» **YOUR INSTRUCTIONS**: Could you print all the entries below exactly as they appear, omitting the pictures?

» **RECORDED DATA**:
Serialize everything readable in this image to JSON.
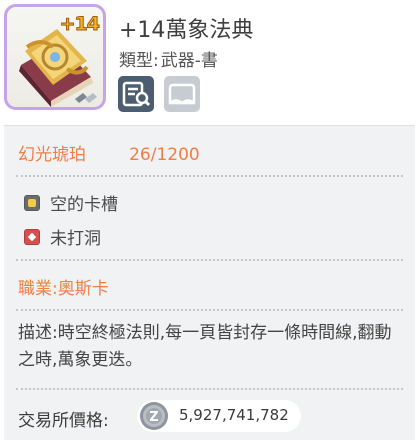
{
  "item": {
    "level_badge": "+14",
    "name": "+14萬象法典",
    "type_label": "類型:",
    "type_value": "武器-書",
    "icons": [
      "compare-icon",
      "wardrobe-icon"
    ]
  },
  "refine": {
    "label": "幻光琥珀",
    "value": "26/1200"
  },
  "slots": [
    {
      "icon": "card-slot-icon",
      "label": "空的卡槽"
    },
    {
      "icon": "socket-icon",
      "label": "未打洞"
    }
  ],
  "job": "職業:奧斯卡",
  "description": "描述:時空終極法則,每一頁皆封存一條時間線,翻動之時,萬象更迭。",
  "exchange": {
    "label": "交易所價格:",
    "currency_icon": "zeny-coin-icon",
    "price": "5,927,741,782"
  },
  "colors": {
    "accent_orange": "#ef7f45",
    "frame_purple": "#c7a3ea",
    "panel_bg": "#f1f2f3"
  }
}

» **YOUR SOLUTION**:
Serialize everything readable in this image to JSON.
{
  "item": {
    "level_badge": "+14",
    "name": "+14萬象法典",
    "type_label": "類型:",
    "type_value": "武器-書",
    "icons": [
      "compare-icon",
      "wardrobe-icon"
    ]
  },
  "refine": {
    "label": "幻光琥珀",
    "value": "26/1200"
  },
  "slots": [
    {
      "icon": "card-slot-icon",
      "label": "空的卡槽"
    },
    {
      "icon": "socket-icon",
      "label": "未打洞"
    }
  ],
  "job": "職業:奧斯卡",
  "description": "描述:時空終極法則,每一頁皆封存一條時間線,翻動之時,萬象更迭。",
  "exchange": {
    "label": "交易所價格:",
    "currency_icon": "zeny-coin-icon",
    "price": "5,927,741,782"
  },
  "colors": {
    "accent_orange": "#ef7f45",
    "frame_purple": "#c7a3ea",
    "panel_bg": "#f1f2f3"
  }
}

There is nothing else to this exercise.